Disney made big waves in 2017 when it said it would remove its movies from Netflix by 2019 and launch its own stand-alone streaming service. A year later, Warner Bros. said the same. And then Comcast joined the fray.
The streaming service landscape is growing. The industry, once dominated by a few companies, is now more than a dozen strong, and more players keep entering the game. Comcast, Warner Bros. and Disney are the latest entries, signifying a major shift in strategy for traditional cable television companies. In the past, these giants have licensed their content to services like Netflix, Amazon and Hulu. However, that's about to change — and it could be bad news for Netflix, in particular.
"And, as invincible as Netflix may seem to be, it ain't," Peter Csathy, founder of Creatv Media, said in a newsletter last week. "Disney, Apple and WarnerMedia SVODs [subscription video on demand] are coming later this year — joining Amazon, DirecTV Now and a host of others that are already hell-bent on taking Netflix down a notch ... or several. So, this year Netflix will be challenged like never before. And, investors will feel it."
If traditional media companies like Disney, Warner Bros. and Comcast do make good on their promise to retract content from Netflix and not renew licensing deals, the company could lose about 20 percent of its total content library in terms of programming hours, according to Ampere Analysis data.
Netflix's big draw with consumers has been its exclusive content, shows like "Umbrella Academy," "Stranger Things" and "Unbreakable Kimmy Schmidt," and its lack of commercials. Having access to Disney films from franchises like Marvel, "Star Wars" and its catalog of animated features only bolstered Netflix's reputation for having a wide variety of quality content.
"There's a billion hours of television content being consumed today [in the U.S.]," Netflix CEO Reed Hastings said during a conference call in January. "We're winning about 10 percent of it. ... Disney, they have great content.
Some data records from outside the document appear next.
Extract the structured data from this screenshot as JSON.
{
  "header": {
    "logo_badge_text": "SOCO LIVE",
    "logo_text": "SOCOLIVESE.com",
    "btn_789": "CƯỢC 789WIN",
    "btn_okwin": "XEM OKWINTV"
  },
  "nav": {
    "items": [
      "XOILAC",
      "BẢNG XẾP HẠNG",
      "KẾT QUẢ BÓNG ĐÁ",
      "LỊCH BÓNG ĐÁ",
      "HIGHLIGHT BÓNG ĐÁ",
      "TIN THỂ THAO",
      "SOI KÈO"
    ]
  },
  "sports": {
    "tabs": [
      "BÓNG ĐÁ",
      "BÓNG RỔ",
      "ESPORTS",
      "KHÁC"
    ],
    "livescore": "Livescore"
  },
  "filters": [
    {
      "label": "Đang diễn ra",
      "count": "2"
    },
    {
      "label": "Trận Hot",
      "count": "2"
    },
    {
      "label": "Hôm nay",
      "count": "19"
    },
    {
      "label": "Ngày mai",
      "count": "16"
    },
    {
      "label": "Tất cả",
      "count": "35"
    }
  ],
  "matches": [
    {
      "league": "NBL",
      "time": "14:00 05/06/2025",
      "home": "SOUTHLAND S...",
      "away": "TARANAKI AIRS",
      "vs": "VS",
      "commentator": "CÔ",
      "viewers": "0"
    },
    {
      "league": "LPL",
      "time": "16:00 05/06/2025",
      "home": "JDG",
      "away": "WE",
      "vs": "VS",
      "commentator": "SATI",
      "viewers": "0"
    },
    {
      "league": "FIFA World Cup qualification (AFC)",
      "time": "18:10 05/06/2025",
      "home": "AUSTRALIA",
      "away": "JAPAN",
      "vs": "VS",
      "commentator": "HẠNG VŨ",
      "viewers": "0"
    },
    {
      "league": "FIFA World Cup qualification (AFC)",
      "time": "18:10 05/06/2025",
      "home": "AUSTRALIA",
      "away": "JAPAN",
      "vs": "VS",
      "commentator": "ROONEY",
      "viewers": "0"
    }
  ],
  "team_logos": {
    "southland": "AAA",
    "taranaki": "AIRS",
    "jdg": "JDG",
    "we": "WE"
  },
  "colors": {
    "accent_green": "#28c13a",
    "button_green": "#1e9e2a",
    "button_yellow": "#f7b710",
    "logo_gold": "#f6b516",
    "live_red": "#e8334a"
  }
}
We're excited for their launch, and maybe they grow over a couple years to 50 million hours a day, but that's out of the billion."
Without a brand like Disney, Netflix doesn't necessarily lose that prestige, but it must now figure out how to replace the shows and movies that it will lose when these contracts expire — and that process isn't cheap.